Trio placed public in danger as they used city roads as ‘race track’, say police

Three motorists have received 12-month driving bans after they treated roads in Manchester like a “race track”, police said.

Seized dashcam footage showed the trio travelling at speeds in excess of 100mph as they ignored red traffic lights and pedestrian crossings.

April Farnworth, 27, Oliver Rothwell, 29, and Nabil Adil, 27, had met up at a car park in Manchester city centre before they set off to a car meet and photoshoot in Bolton, said Greater Manchester Police (GMP).

They can be heard laughing during the footage, released by GMP, and saying: ‘I f****ing beat Nabil on that straight’ and ‘I think we need to start driving nicely now’ as they regularly broke speed limits in residential areas.

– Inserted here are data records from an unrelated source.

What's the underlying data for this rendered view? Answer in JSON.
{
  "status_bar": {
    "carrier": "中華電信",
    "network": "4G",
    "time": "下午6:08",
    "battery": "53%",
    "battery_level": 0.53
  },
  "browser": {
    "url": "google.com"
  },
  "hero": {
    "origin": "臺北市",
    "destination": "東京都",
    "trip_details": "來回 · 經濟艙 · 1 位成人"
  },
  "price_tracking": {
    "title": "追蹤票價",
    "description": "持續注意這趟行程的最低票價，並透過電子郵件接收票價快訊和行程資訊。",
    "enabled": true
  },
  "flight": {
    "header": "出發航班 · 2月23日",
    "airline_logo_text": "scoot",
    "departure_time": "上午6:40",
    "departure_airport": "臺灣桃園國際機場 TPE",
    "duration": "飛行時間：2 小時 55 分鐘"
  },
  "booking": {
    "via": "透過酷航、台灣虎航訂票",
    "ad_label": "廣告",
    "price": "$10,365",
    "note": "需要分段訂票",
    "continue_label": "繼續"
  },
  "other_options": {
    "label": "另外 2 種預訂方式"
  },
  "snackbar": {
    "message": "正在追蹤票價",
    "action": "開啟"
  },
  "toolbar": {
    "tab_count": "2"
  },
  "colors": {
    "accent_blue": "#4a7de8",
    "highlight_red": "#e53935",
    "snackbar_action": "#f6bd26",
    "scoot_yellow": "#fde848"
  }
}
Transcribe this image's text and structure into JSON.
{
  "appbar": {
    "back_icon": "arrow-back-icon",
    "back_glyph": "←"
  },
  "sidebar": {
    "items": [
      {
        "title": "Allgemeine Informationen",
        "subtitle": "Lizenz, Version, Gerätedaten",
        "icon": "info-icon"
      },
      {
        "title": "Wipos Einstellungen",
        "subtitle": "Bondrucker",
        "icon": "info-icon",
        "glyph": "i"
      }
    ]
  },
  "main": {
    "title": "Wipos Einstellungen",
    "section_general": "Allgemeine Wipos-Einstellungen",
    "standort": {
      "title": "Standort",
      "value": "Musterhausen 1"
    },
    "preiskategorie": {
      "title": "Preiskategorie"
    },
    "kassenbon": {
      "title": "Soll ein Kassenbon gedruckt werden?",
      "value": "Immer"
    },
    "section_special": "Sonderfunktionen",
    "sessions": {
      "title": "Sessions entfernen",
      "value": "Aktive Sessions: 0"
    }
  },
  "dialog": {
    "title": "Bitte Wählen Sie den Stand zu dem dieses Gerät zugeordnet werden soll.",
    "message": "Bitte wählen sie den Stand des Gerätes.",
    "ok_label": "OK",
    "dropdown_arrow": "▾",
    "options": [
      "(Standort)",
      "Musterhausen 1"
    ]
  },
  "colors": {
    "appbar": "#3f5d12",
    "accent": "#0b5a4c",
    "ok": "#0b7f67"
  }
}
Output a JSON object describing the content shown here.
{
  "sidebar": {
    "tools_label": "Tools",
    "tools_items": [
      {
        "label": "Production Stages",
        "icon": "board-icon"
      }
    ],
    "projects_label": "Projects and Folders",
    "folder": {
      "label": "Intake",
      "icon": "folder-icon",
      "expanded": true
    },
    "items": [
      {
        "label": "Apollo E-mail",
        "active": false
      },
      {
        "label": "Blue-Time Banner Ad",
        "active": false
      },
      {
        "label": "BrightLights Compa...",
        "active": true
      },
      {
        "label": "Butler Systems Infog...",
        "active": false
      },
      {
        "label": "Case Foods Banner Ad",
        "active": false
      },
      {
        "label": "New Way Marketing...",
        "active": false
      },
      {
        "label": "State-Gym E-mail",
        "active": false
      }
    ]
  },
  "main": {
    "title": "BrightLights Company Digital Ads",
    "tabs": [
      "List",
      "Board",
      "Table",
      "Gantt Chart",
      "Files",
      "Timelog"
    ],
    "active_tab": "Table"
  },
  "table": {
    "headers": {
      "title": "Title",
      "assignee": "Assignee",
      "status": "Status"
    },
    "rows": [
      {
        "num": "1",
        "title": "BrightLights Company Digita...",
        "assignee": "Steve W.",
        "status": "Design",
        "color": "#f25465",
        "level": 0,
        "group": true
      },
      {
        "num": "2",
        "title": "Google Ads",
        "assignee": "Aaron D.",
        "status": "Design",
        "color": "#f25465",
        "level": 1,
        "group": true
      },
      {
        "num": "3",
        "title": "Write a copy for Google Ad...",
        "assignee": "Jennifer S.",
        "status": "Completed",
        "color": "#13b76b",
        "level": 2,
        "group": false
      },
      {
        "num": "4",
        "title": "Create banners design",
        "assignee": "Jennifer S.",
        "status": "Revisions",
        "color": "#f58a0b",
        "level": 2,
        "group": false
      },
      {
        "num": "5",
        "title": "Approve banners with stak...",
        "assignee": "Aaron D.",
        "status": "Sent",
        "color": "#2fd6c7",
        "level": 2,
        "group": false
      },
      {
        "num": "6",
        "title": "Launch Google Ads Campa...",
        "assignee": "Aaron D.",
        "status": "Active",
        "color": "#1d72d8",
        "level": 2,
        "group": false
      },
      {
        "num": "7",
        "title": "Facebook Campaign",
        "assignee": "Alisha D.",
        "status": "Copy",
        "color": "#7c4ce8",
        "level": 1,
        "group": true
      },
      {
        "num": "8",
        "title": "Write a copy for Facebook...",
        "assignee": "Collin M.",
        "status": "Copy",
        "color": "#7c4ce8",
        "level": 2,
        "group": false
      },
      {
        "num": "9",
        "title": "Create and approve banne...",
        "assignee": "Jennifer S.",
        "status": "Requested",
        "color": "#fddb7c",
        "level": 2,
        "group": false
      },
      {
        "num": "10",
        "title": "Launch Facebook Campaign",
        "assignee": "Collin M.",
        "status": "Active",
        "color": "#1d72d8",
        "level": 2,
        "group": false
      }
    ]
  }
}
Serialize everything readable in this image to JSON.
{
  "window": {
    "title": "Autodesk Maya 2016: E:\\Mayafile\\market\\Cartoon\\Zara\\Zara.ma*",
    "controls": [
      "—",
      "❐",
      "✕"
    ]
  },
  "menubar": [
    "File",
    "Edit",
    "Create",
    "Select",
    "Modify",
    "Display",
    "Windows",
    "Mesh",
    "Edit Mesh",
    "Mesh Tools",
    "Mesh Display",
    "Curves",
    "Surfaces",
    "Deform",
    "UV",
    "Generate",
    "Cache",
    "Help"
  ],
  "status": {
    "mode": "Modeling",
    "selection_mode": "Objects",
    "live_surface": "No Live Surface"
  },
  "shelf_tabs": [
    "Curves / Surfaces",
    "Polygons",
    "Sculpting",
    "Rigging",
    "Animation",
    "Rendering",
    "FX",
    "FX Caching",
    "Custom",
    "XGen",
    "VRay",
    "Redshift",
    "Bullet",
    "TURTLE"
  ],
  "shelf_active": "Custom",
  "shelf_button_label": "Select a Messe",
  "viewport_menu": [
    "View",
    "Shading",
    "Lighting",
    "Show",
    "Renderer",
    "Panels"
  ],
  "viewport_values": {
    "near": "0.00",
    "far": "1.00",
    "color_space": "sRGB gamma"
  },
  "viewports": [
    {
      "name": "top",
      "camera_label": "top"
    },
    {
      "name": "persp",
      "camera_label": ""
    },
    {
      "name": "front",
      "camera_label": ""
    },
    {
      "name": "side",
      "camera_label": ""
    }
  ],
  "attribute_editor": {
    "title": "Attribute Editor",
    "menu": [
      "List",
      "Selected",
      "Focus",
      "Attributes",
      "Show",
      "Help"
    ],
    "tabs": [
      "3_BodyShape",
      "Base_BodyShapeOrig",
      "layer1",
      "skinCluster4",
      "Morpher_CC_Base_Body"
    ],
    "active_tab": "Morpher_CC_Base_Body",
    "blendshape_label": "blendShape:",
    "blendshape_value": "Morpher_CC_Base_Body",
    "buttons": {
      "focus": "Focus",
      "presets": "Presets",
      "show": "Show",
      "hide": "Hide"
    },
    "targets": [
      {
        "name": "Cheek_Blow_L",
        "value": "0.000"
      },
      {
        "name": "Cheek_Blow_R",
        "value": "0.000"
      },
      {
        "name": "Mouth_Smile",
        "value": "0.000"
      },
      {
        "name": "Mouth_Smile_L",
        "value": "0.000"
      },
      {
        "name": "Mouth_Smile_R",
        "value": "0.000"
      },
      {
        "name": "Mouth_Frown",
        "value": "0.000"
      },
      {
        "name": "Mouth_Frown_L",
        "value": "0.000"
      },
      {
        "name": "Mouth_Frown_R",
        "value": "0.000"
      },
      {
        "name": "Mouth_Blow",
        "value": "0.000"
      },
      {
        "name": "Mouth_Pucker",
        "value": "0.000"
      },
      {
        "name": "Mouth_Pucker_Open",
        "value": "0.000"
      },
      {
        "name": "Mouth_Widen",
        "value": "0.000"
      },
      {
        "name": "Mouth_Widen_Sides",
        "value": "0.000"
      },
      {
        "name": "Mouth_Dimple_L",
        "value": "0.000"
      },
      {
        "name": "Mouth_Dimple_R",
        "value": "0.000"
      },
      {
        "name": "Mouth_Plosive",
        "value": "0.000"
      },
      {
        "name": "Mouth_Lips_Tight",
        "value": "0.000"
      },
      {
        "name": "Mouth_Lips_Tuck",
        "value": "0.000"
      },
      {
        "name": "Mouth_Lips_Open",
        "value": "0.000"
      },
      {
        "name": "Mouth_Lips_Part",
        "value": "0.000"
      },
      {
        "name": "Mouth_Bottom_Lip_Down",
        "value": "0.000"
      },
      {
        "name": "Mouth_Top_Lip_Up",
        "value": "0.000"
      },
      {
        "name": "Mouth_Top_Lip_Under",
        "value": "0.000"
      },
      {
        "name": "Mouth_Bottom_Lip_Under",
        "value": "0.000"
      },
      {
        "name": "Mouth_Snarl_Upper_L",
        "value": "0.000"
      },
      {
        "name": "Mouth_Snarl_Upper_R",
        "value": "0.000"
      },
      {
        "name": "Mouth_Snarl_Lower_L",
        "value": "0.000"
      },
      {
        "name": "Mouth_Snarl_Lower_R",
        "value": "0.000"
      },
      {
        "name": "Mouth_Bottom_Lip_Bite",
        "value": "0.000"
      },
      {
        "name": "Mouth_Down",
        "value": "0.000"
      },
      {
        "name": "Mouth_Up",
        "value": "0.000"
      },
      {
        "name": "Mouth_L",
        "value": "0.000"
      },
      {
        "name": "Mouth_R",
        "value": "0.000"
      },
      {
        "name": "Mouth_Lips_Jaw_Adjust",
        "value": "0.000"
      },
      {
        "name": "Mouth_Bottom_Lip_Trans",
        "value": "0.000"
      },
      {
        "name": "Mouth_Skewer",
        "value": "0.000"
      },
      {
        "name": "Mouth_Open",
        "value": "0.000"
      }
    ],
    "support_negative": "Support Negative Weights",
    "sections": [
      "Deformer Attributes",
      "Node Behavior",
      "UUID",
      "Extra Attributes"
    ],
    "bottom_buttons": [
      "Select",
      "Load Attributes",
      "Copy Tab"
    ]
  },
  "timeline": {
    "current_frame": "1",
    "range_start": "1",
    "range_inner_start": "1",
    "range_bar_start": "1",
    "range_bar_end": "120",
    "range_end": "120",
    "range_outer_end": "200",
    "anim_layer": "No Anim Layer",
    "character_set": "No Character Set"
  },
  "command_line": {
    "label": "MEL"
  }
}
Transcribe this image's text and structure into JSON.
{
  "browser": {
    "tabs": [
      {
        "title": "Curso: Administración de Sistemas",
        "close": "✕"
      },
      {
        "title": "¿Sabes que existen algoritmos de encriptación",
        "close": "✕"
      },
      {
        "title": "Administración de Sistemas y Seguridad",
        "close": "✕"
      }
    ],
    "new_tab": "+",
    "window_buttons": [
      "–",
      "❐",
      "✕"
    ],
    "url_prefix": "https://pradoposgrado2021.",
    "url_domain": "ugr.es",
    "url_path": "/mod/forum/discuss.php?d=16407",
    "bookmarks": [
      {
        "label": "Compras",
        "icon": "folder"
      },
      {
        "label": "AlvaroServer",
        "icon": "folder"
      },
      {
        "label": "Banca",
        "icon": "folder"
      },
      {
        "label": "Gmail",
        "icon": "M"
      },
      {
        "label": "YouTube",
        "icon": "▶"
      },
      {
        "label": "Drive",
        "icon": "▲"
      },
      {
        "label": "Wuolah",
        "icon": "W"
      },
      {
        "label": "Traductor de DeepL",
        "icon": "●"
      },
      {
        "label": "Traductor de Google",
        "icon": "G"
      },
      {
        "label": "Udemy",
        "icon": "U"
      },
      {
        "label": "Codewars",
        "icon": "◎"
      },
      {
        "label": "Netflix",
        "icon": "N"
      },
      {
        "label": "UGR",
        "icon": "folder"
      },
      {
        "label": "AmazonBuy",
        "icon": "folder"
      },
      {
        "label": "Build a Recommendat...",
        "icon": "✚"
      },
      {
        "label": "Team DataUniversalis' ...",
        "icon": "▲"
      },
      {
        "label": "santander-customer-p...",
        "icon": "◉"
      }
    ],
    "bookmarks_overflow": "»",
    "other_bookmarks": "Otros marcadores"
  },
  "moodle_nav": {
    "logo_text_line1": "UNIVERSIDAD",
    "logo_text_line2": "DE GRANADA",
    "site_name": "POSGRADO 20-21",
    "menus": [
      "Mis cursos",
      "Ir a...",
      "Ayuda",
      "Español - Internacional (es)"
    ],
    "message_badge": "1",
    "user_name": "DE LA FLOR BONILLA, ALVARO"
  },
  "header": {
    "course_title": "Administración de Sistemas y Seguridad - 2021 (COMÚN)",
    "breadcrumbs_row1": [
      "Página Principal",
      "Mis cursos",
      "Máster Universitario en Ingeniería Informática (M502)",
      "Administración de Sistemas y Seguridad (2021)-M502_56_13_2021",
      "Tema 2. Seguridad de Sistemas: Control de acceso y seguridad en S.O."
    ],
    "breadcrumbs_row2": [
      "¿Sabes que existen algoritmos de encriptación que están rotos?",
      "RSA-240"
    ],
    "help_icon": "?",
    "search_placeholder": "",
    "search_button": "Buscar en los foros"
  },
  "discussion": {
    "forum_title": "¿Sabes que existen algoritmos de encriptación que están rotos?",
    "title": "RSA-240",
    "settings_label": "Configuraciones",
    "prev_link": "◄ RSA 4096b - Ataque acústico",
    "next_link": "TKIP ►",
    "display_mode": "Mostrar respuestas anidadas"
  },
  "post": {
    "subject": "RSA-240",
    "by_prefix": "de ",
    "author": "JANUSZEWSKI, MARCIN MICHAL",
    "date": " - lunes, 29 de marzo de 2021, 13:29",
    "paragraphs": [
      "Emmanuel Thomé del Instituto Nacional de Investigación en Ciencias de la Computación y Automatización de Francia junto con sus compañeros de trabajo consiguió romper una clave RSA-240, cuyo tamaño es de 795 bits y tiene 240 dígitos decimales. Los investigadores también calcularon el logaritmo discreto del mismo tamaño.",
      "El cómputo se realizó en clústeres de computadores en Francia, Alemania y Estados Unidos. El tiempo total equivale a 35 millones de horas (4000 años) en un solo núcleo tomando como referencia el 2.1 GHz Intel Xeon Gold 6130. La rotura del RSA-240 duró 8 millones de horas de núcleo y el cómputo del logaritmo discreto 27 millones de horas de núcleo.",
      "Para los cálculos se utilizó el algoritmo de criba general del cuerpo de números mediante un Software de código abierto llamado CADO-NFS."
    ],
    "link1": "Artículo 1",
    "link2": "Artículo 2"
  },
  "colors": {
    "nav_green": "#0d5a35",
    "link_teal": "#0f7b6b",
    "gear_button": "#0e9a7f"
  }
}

Roads policing officers were conducting high-visibility speed checks at Wharfside Way, Trafford, near to Manchester United FC’s stadium, when the defendants were captured on a laser device, travelling at almost 80mph.

Farnworth was pulled over in her vehicle and an investigation was launched to identify the other drivers.

On Friday, Farnworth, Rothwell and Adil appeared at Manchester Minshull Street Crown Court where they pleaded guilty to dangerous driving on May 30 2020, said police.

Farnworth, of Lostock Road, Trafford, and Rothwell, of Hartford Road, Trafford, were both disqualified from driving, fined £245 and ordered to carry out community service of 100 hours of unpaid work.

Adil, of Moor Hill, Rochdale was also banned from driving, fined £695 and told to carry out 200 hours of unpaid work.

Sgt Antony Hannon, from GMP’s roads policing unit said: “This group treated our roads like a race track, placing members of the public in real danger. They travelled in excess of 100mph in busy residential built up areas, racing each other with no regard for anyone else.

“Speeding makes up one of the ‘Fatal 4’ alongside drink and drug driving, seatbelt misuse and the use of mobile devices behind the wheel, and I would urge drivers to think about the potentially fatal consequences their behaviour can have.”